▽

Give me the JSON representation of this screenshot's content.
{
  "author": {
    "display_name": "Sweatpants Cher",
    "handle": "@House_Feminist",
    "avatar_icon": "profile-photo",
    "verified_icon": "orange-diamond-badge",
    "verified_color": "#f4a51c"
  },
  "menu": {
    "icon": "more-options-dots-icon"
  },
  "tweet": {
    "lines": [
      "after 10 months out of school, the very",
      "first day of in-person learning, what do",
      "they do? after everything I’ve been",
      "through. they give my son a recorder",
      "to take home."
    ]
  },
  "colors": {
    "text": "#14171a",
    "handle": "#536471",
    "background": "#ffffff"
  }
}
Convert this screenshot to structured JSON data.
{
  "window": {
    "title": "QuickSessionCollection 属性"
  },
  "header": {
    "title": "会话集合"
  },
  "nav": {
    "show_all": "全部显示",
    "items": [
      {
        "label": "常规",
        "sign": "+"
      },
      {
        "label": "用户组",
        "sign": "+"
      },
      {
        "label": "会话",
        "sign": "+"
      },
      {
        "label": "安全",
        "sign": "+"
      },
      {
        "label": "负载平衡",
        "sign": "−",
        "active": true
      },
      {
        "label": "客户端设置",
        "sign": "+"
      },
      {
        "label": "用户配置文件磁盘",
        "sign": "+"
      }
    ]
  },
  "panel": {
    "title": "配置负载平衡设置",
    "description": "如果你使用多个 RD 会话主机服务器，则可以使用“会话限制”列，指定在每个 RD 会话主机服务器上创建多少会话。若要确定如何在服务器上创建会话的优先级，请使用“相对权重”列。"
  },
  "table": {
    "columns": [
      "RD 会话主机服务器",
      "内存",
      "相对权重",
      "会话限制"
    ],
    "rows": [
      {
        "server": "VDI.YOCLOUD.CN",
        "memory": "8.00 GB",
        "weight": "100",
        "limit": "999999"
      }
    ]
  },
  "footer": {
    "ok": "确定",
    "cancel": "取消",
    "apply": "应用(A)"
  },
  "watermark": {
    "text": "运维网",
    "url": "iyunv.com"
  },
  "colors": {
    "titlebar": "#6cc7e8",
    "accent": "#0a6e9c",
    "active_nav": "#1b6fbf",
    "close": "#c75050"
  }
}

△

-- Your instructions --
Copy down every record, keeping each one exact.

-- Solved exercise --
Give me the JSON representation of this screenshot's content.
{
  "author": {
    "display_name": "Sweatpants Cher",
    "handle": "@House_Feminist",
    "avatar_icon": "profile-photo",
    "verified_icon": "orange-diamond-badge",
    "verified_color": "#f4a51c"
  },
  "menu": {
    "icon": "more-options-dots-icon"
  },
  "tweet": {
    "lines": [
      "after 10 months out of school, the very",
      "first day of in-person learning, what do",
      "they do? after everything I’ve been",
      "through. they give my son a recorder",
      "to take home."
    ]
  },
  "colors": {
    "text": "#14171a",
    "handle": "#536471",
    "background": "#ffffff"
  }
}
Convert this screenshot to structured JSON data.
{
  "window": {
    "title": "QuickSessionCollection 属性"
  },
  "header": {
    "title": "会话集合"
  },
  "nav": {
    "show_all": "全部显示",
    "items": [
      {
        "label": "常规",
        "sign": "+"
      },
      {
        "label": "用户组",
        "sign": "+"
      },
      {
        "label": "会话",
        "sign": "+"
      },
      {
        "label": "安全",
        "sign": "+"
      },
      {
        "label": "负载平衡",
        "sign": "−",
        "active": true
      },
      {
        "label": "客户端设置",
        "sign": "+"
      },
      {
        "label": "用户配置文件磁盘",
        "sign": "+"
      }
    ]
  },
  "panel": {
    "title": "配置负载平衡设置",
    "description": "如果你使用多个 RD 会话主机服务器，则可以使用“会话限制”列，指定在每个 RD 会话主机服务器上创建多少会话。若要确定如何在服务器上创建会话的优先级，请使用“相对权重”列。"
  },
  "table": {
    "columns": [
      "RD 会话主机服务器",
      "内存",
      "相对权重",
      "会话限制"
    ],
    "rows": [
      {
        "server": "VDI.YOCLOUD.CN",
        "memory": "8.00 GB",
        "weight": "100",
        "limit": "999999"
      }
    ]
  },
  "footer": {
    "ok": "确定",
    "cancel": "取消",
    "apply": "应用(A)"
  },
  "watermark": {
    "text": "运维网",
    "url": "iyunv.com"
  },
  "colors": {
    "titlebar": "#6cc7e8",
    "accent": "#0a6e9c",
    "active_nav": "#1b6fbf",
    "close": "#c75050"
  }
}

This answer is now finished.